** ACTION ITEM **
Exclude the pictures and retype the entries as written.

** INFORMATION SUPPLIED **
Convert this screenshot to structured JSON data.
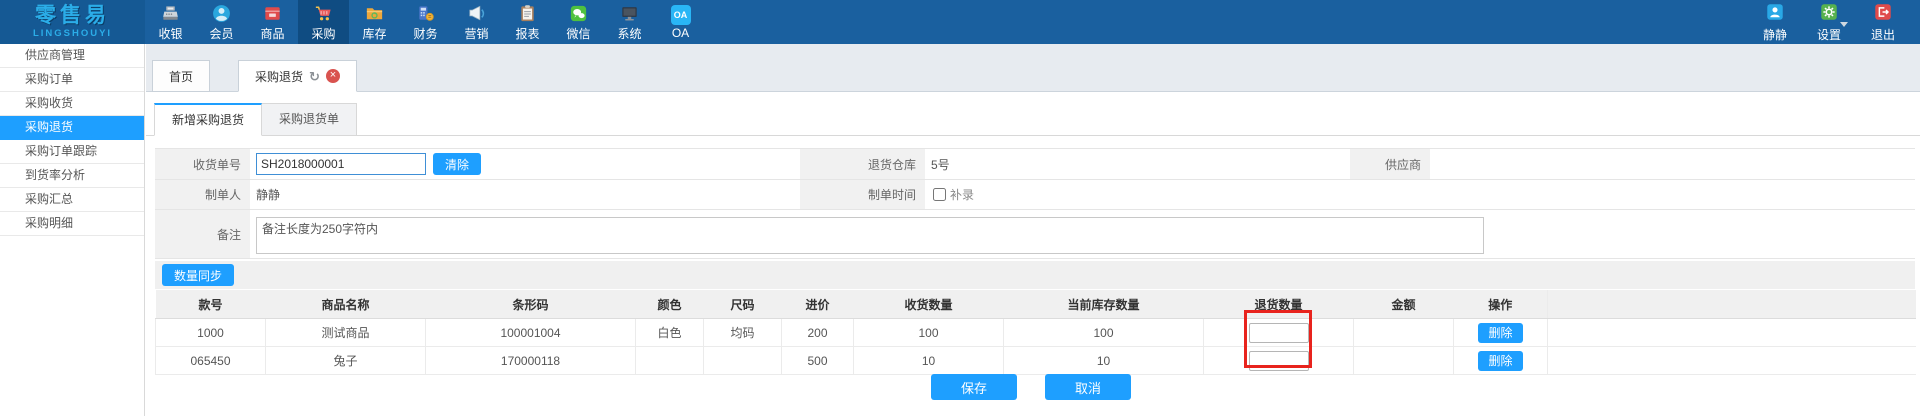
{
  "topbar": {
    "logo": {
      "title": "零售易",
      "subtitle": "LINGSHOUYI"
    },
    "oa_icon_text": "OA",
    "menu": [
      {
        "label": "收银",
        "icon": "cash-register-icon",
        "active": false
      },
      {
        "label": "会员",
        "icon": "member-icon",
        "active": false
      },
      {
        "label": "商品",
        "icon": "goods-icon",
        "active": false
      },
      {
        "label": "采购",
        "icon": "cart-icon",
        "active": true
      },
      {
        "label": "库存",
        "icon": "inventory-icon",
        "active": false
      },
      {
        "label": "财务",
        "icon": "finance-icon",
        "active": false
      },
      {
        "label": "营销",
        "icon": "marketing-icon",
        "active": false
      },
      {
        "label": "报表",
        "icon": "report-icon",
        "active": false
      },
      {
        "label": "微信",
        "icon": "wechat-icon",
        "active": false
      },
      {
        "label": "系统",
        "icon": "system-icon",
        "active": false
      },
      {
        "label": "OA",
        "icon": "oa-icon",
        "active": false
      }
    ],
    "user": {
      "name": "静静"
    },
    "settings": {
      "label": "设置"
    },
    "logout": {
      "label": "退出"
    }
  },
  "sidebar": {
    "items": [
      {
        "label": "供应商管理",
        "active": false
      },
      {
        "label": "采购订单",
        "active": false
      },
      {
        "label": "采购收货",
        "active": false
      },
      {
        "label": "采购退货",
        "active": true
      },
      {
        "label": "采购订单跟踪",
        "active": false
      },
      {
        "label": "到货率分析",
        "active": false
      },
      {
        "label": "采购汇总",
        "active": false
      },
      {
        "label": "采购明细",
        "active": false
      }
    ]
  },
  "tabs": [
    {
      "label": "首页",
      "active": false
    },
    {
      "label": "采购退货",
      "active": true,
      "icons": [
        "refresh-icon",
        "close-icon"
      ]
    }
  ],
  "subtabs": [
    {
      "label": "新增采购退货",
      "active": true
    },
    {
      "label": "采购退货单",
      "active": false
    }
  ],
  "form": {
    "receipt_no": {
      "label": "收货单号",
      "value": "SH2018000001",
      "clear_label": "清除"
    },
    "warehouse": {
      "label": "退货仓库",
      "value": "5号"
    },
    "supplier": {
      "label": "供应商",
      "value": ""
    },
    "creator": {
      "label": "制单人",
      "value": "静静"
    },
    "create_time": {
      "label": "制单时间",
      "checkbox_label": "补录",
      "checked": false
    },
    "remark": {
      "label": "备注",
      "value": "备注长度为250字符内"
    }
  },
  "toolbar": {
    "sync_label": "数量同步"
  },
  "table": {
    "headers": [
      "款号",
      "商品名称",
      "条形码",
      "颜色",
      "尺码",
      "进价",
      "收货数量",
      "当前库存数量",
      "退货数量",
      "金额",
      "操作"
    ],
    "rows": [
      {
        "style_no": "1000",
        "name": "测试商品",
        "barcode": "100001004",
        "color": "白色",
        "size": "均码",
        "price": "200",
        "received": "100",
        "stock": "100",
        "return_qty": "",
        "amount": "",
        "action": "删除"
      },
      {
        "style_no": "065450",
        "name": "兔子",
        "barcode": "170000118",
        "color": "",
        "size": "",
        "price": "500",
        "received": "10",
        "stock": "10",
        "return_qty": "",
        "amount": "",
        "action": "删除"
      }
    ]
  },
  "footer": {
    "save_label": "保存",
    "cancel_label": "取消"
  },
  "colors": {
    "accent": "#1e9fff",
    "topbar": "#1a609f",
    "topbar_active": "#0f4c82",
    "highlight_box": "#e8231d",
    "sidebar_active": "#1e9fff"
  }
}
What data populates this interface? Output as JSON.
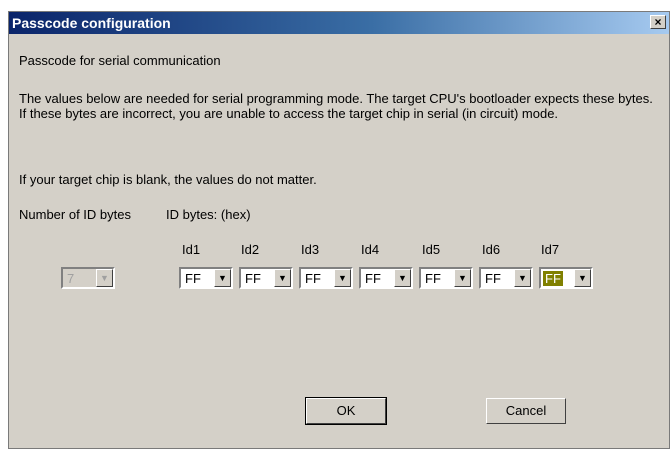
{
  "window": {
    "title": "Passcode configuration",
    "close_glyph": "×"
  },
  "heading": "Passcode for serial communication",
  "description": "The values below are needed for serial programming mode. The target CPU's bootloader expects these bytes. If these bytes are incorrect, you are unable to access the target chip in serial (in circuit) mode.",
  "blank_note": "If your target chip is blank, the values do not matter.",
  "num_bytes": {
    "label": "Number of ID bytes",
    "value": "7"
  },
  "id_bytes": {
    "label": "ID bytes: (hex)",
    "items": [
      {
        "label": "Id1",
        "value": "FF"
      },
      {
        "label": "Id2",
        "value": "FF"
      },
      {
        "label": "Id3",
        "value": "FF"
      },
      {
        "label": "Id4",
        "value": "FF"
      },
      {
        "label": "Id5",
        "value": "FF"
      },
      {
        "label": "Id6",
        "value": "FF"
      },
      {
        "label": "Id7",
        "value": "FF"
      }
    ]
  },
  "buttons": {
    "ok": "OK",
    "cancel": "Cancel"
  },
  "icons": {
    "dropdown": "▼",
    "close": "close-icon"
  }
}
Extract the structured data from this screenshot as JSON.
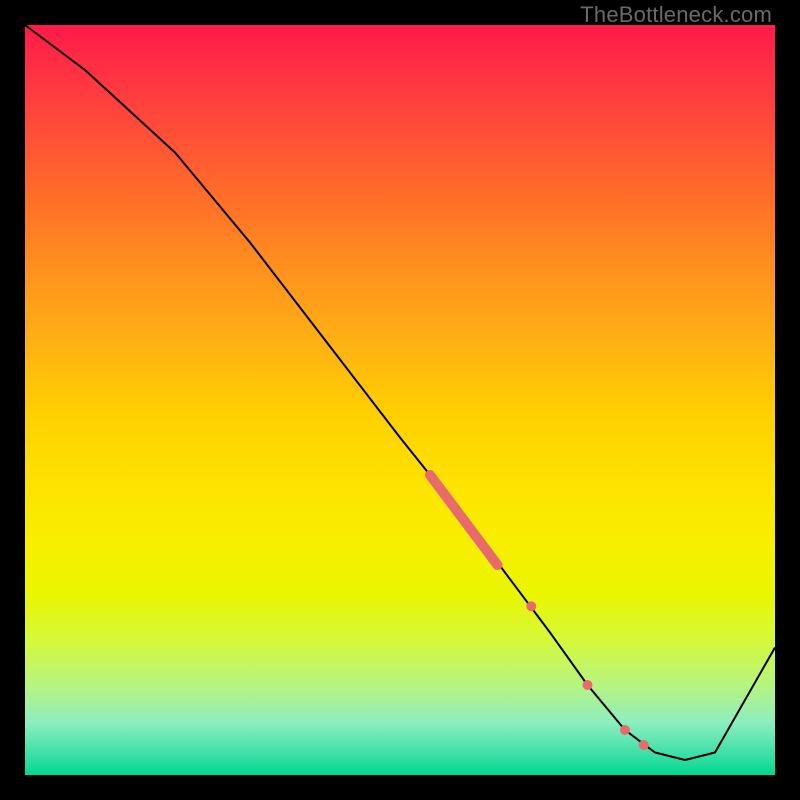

** OUTPUT **
Convert this screenshot to structured JSON data.
{
  "topbar": {
    "logo": {
      "title": "零售易",
      "subtitle": "LINGSHOUYI"
    },
    "oa_icon_text": "OA",
    "menu": [
      {
        "label": "收银",
        "icon": "cash-register-icon",
        "active": false
      },
      {
        "label": "会员",
        "icon": "member-icon",
        "active": false
      },
      {
        "label": "商品",
        "icon": "goods-icon",
        "active": false
      },
      {
        "label": "采购",
        "icon": "cart-icon",
        "active": true
      },
      {
        "label": "库存",
        "icon": "inventory-icon",
        "active": false
      },
      {
        "label": "财务",
        "icon": "finance-icon",
        "active": false
      },
      {
        "label": "营销",
        "icon": "marketing-icon",
        "active": false
      },
      {
        "label": "报表",
        "icon": "report-icon",
        "active": false
      },
      {
        "label": "微信",
        "icon": "wechat-icon",
        "active": false
      },
      {
        "label": "系统",
        "icon": "system-icon",
        "active": false
      },
      {
        "label": "OA",
        "icon": "oa-icon",
        "active": false
      }
    ],
    "user": {
      "name": "静静"
    },
    "settings": {
      "label": "设置"
    },
    "logout": {
      "label": "退出"
    }
  },
  "sidebar": {
    "items": [
      {
        "label": "供应商管理",
        "active": false
      },
      {
        "label": "采购订单",
        "active": false
      },
      {
        "label": "采购收货",
        "active": false
      },
      {
        "label": "采购退货",
        "active": true
      },
      {
        "label": "采购订单跟踪",
        "active": false
      },
      {
        "label": "到货率分析",
        "active": false
      },
      {
        "label": "采购汇总",
        "active": false
      },
      {
        "label": "采购明细",
        "active": false
      }
    ]
  },
  "tabs": [
    {
      "label": "首页",
      "active": false
    },
    {
      "label": "采购退货",
      "active": true,
      "icons": [
        "refresh-icon",
        "close-icon"
      ]
    }
  ],
  "subtabs": [
    {
      "label": "新增采购退货",
      "active": true
    },
    {
      "label": "采购退货单",
      "active": false
    }
  ],
  "form": {
    "receipt_no": {
      "label": "收货单号",
      "value": "SH2018000001",
      "clear_label": "清除"
    },
    "warehouse": {
      "label": "退货仓库",
      "value": "5号"
    },
    "supplier": {
      "label": "供应商",
      "value": ""
    },
    "creator": {
      "label": "制单人",
      "value": "静静"
    },
    "create_time": {
      "label": "制单时间",
      "checkbox_label": "补录",
      "checked": false
    },
    "remark": {
      "label": "备注",
      "value": "备注长度为250字符内"
    }
  },
  "toolbar": {
    "sync_label": "数量同步"
  },
  "table": {
    "headers": [
      "款号",
      "商品名称",
      "条形码",
      "颜色",
      "尺码",
      "进价",
      "收货数量",
      "当前库存数量",
      "退货数量",
      "金额",
      "操作"
    ],
    "rows": [
      {
        "style_no": "1000",
        "name": "测试商品",
        "barcode": "100001004",
        "color": "白色",
        "size": "均码",
        "price": "200",
        "received": "100",
        "stock": "100",
        "return_qty": "",
        "amount": "",
        "action": "删除"
      },
      {
        "style_no": "065450",
        "name": "兔子",
        "barcode": "170000118",
        "color": "",
        "size": "",
        "price": "500",
        "received": "10",
        "stock": "10",
        "return_qty": "",
        "amount": "",
        "action": "删除"
      }
    ]
  },
  "footer": {
    "save_label": "保存",
    "cancel_label": "取消"
  },
  "colors": {
    "accent": "#1e9fff",
    "topbar": "#1a609f",
    "topbar_active": "#0f4c82",
    "highlight_box": "#e8231d",
    "sidebar_active": "#1e9fff"
  }
}
What data populates this interface? Output as JSON.
{
  "window": {
    "title": "Passcode configuration",
    "close_glyph": "×"
  },
  "heading": "Passcode for serial communication",
  "description": "The values below are needed for serial programming mode. The target CPU's bootloader expects these bytes. If these bytes are incorrect, you are unable to access the target chip in serial (in circuit) mode.",
  "blank_note": "If your target chip is blank, the values do not matter.",
  "num_bytes": {
    "label": "Number of ID bytes",
    "value": "7"
  },
  "id_bytes": {
    "label": "ID bytes: (hex)",
    "items": [
      {
        "label": "Id1",
        "value": "FF"
      },
      {
        "label": "Id2",
        "value": "FF"
      },
      {
        "label": "Id3",
        "value": "FF"
      },
      {
        "label": "Id4",
        "value": "FF"
      },
      {
        "label": "Id5",
        "value": "FF"
      },
      {
        "label": "Id6",
        "value": "FF"
      },
      {
        "label": "Id7",
        "value": "FF"
      }
    ]
  },
  "buttons": {
    "ok": "OK",
    "cancel": "Cancel"
  },
  "icons": {
    "dropdown": "▼",
    "close": "close-icon"
  }
}
Extract the structured data from this screenshot as JSON.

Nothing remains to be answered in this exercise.